PARIS — With Serena Williams "ready to step up and grab a ... wild bear right now" in the words of her father, Richard, the French Open awaits her bout with an ingenious pipsqueak.
The quarterfinal that resembles a final has materialized to lend Tuesday the promise of fracas.
Serena Williams, the Australian Open champion seeded No. 8 here, will play No. 1 Justine Henin, the twice-defending French champion, for the first time on clay since 2003 when Henin, seeded No. 4 , upended Williams, then No. 1, in a semifinal heavy on cacophony.
Other than a jolting third-set turnaround, the sound of Williams berating the chair umpire, the sight of Henin's gamesmanship, the crowd jeering Williams, Williams exiting in tears, the match's gravitas as a flashpoint of recent tennis history, and the possible overtone of the then-nascent war in Iraq, that match had nothing.
"It seems like decades ago," Williams said. "It seems very far away from now," Henin said.

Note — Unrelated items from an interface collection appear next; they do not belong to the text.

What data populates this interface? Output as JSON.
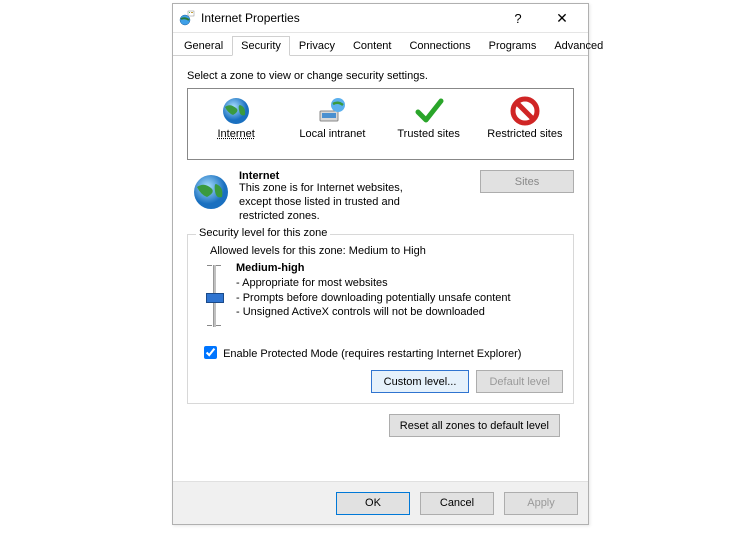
{
  "window": {
    "title": "Internet Properties"
  },
  "tabs": [
    "General",
    "Security",
    "Privacy",
    "Content",
    "Connections",
    "Programs",
    "Advanced"
  ],
  "activeTab": 1,
  "instruct": "Select a zone to view or change security settings.",
  "zones": [
    {
      "label": "Internet"
    },
    {
      "label": "Local intranet"
    },
    {
      "label": "Trusted sites"
    },
    {
      "label": "Restricted sites"
    }
  ],
  "selectedZone": 0,
  "zoneDetail": {
    "title": "Internet",
    "desc": "This zone is for Internet websites, except those listed in trusted and restricted zones.",
    "sitesLabel": "Sites"
  },
  "security": {
    "groupTitle": "Security level for this zone",
    "allowed": "Allowed levels for this zone: Medium to High",
    "level": "Medium-high",
    "lines": [
      "- Appropriate for most websites",
      "- Prompts before downloading potentially unsafe content",
      "- Unsigned ActiveX controls will not be downloaded"
    ],
    "protectedMode": "Enable Protected Mode (requires restarting Internet Explorer)",
    "protectedModeChecked": true,
    "customLabel": "Custom level...",
    "defaultLabel": "Default level"
  },
  "resetLabel": "Reset all zones to default level",
  "footer": {
    "ok": "OK",
    "cancel": "Cancel",
    "apply": "Apply"
  }
}
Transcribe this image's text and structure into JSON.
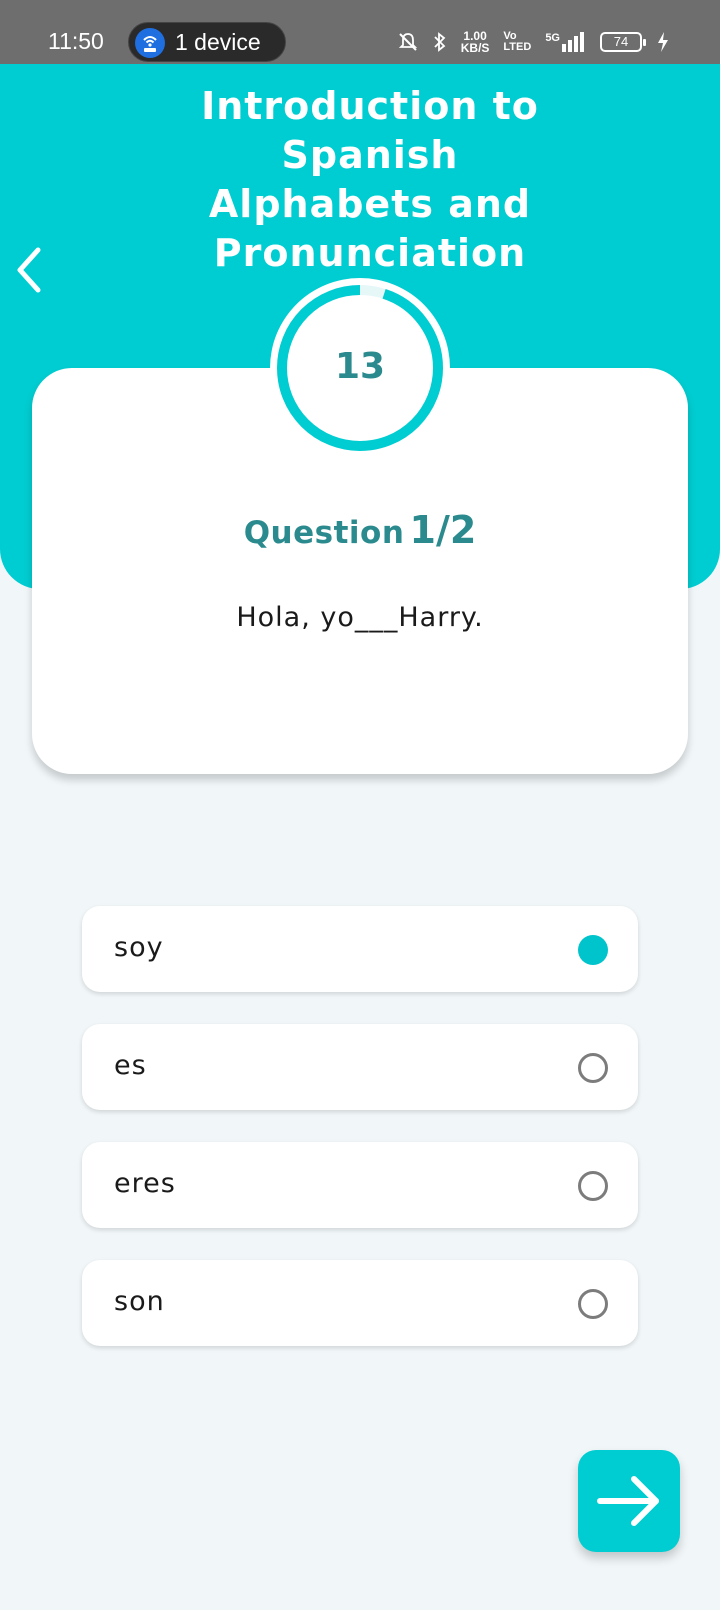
{
  "status_bar": {
    "time": "11:50",
    "device_pill": "1 device",
    "net_speed_value": "1.00",
    "net_speed_unit": "KB/S",
    "volte_top": "Vo",
    "volte_bottom": "LTED",
    "network": "5G",
    "battery": "74"
  },
  "header": {
    "title": "Introduction to Spanish Alphabets and Pronunciation"
  },
  "timer": {
    "value": "13",
    "progress": 0.95
  },
  "question": {
    "label": "Question",
    "number": "1/2",
    "text": "Hola, yo___Harry."
  },
  "options": [
    {
      "label": "soy",
      "selected": true
    },
    {
      "label": "es",
      "selected": false
    },
    {
      "label": "eres",
      "selected": false
    },
    {
      "label": "son",
      "selected": false
    }
  ],
  "colors": {
    "accent": "#00cdd1",
    "text_teal": "#2a8a8e",
    "background": "#f1f7f9"
  }
}
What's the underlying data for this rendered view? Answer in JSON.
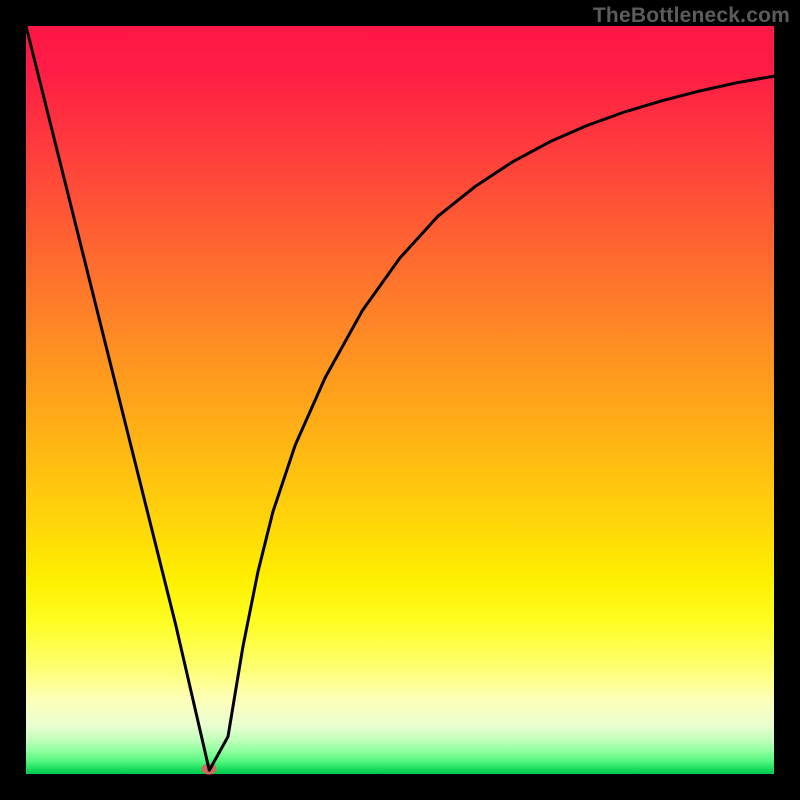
{
  "watermark": "TheBottleneck.com",
  "colors": {
    "curve_stroke": "#000000",
    "marker_fill": "#cf6a62",
    "frame": "#000000"
  },
  "chart_data": {
    "type": "line",
    "title": "",
    "xlabel": "",
    "ylabel": "",
    "xlim": [
      0,
      100
    ],
    "ylim": [
      0,
      100
    ],
    "grid": false,
    "legend": false,
    "series": [
      {
        "name": "bottleneck-curve",
        "x": [
          0,
          5,
          10,
          15,
          20,
          24.5,
          27,
          29,
          31,
          33,
          36,
          40,
          45,
          50,
          55,
          60,
          65,
          70,
          75,
          80,
          85,
          90,
          95,
          100
        ],
        "values": [
          100,
          80,
          60,
          40,
          20,
          0.5,
          5,
          17,
          27,
          35,
          44,
          53,
          62,
          69,
          74.5,
          78.5,
          81.8,
          84.5,
          86.7,
          88.5,
          90,
          91.3,
          92.4,
          93.3
        ]
      }
    ],
    "annotations": [
      {
        "name": "minimum-marker",
        "x": 24.5,
        "y": 0.6
      }
    ],
    "background_gradient": {
      "type": "vertical",
      "stops": [
        {
          "pos": 0,
          "color": "#ff1745"
        },
        {
          "pos": 50,
          "color": "#ffa31a"
        },
        {
          "pos": 78,
          "color": "#fff400"
        },
        {
          "pos": 100,
          "color": "#00c94d"
        }
      ]
    }
  }
}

Here's how far: At the time, Williams ruled the earth. Henin hadn't won a major. Williams had won the last four Grand Slam tournaments. Henin hadn't won a Grand Slam semifinal since the 2001 Wimbledon. Williams had won 33 consecutive Grand Slam matches and all 10 sets in that tournament.